**DIRECTIONS**
Report each line of the entries below that includes "Older".

Start of SOURCE MATERIAL

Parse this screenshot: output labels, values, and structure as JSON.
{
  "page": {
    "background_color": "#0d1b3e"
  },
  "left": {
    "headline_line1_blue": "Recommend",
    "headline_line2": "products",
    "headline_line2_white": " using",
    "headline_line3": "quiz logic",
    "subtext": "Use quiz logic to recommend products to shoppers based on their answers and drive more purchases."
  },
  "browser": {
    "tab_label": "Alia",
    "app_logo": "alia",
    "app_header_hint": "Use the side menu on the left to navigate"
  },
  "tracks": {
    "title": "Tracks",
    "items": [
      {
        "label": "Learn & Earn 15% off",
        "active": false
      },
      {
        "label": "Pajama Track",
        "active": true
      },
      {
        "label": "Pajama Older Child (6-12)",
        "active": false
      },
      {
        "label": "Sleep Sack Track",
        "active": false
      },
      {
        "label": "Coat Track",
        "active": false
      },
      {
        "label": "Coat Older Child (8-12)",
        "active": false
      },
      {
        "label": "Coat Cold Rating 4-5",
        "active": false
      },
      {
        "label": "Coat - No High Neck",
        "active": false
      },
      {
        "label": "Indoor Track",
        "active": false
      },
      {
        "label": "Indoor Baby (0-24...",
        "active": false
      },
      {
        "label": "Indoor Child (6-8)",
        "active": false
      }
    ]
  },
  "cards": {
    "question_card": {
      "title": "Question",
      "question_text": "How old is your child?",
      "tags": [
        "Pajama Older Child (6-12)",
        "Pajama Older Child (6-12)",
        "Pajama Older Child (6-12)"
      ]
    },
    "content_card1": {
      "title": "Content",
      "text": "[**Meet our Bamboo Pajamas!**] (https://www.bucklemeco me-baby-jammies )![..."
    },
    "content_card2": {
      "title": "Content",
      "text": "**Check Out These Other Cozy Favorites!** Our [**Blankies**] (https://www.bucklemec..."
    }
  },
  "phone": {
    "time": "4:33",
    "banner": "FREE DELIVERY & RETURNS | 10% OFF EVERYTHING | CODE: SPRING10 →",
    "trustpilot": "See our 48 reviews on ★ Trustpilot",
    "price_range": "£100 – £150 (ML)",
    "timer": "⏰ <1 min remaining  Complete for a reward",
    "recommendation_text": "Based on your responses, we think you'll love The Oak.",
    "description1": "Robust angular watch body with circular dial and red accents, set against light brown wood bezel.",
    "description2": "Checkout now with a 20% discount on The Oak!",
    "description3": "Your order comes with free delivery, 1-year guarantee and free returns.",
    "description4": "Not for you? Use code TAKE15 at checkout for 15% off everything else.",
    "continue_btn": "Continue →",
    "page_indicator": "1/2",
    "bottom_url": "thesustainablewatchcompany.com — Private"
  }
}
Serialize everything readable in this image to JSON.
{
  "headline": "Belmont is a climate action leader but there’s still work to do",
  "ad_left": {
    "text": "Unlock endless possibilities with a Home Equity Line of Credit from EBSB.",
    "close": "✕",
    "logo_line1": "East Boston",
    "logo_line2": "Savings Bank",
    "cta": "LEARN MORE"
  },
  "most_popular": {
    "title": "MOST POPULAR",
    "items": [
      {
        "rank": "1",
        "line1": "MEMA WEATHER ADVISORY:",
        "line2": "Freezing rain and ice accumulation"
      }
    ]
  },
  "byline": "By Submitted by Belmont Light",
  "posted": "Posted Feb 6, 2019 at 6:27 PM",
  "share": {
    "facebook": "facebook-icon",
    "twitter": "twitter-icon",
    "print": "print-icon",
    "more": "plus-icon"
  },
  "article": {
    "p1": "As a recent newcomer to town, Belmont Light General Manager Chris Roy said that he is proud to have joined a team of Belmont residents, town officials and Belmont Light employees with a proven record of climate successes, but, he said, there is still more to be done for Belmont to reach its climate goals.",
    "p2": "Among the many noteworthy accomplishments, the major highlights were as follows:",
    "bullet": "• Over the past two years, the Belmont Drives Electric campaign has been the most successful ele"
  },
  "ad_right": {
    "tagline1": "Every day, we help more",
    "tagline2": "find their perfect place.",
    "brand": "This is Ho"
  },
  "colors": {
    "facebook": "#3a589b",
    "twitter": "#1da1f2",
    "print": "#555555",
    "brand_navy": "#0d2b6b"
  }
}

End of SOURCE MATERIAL

**ANSWER SPACE**
        "label": "Pajama Older Child (6-12)",
        "label": "Coat Older Child (8-12)",
        "Pajama Older Child (6-12)",
        "Pajama Older Child (6-12)",
        "Pajama Older Child (6-12)"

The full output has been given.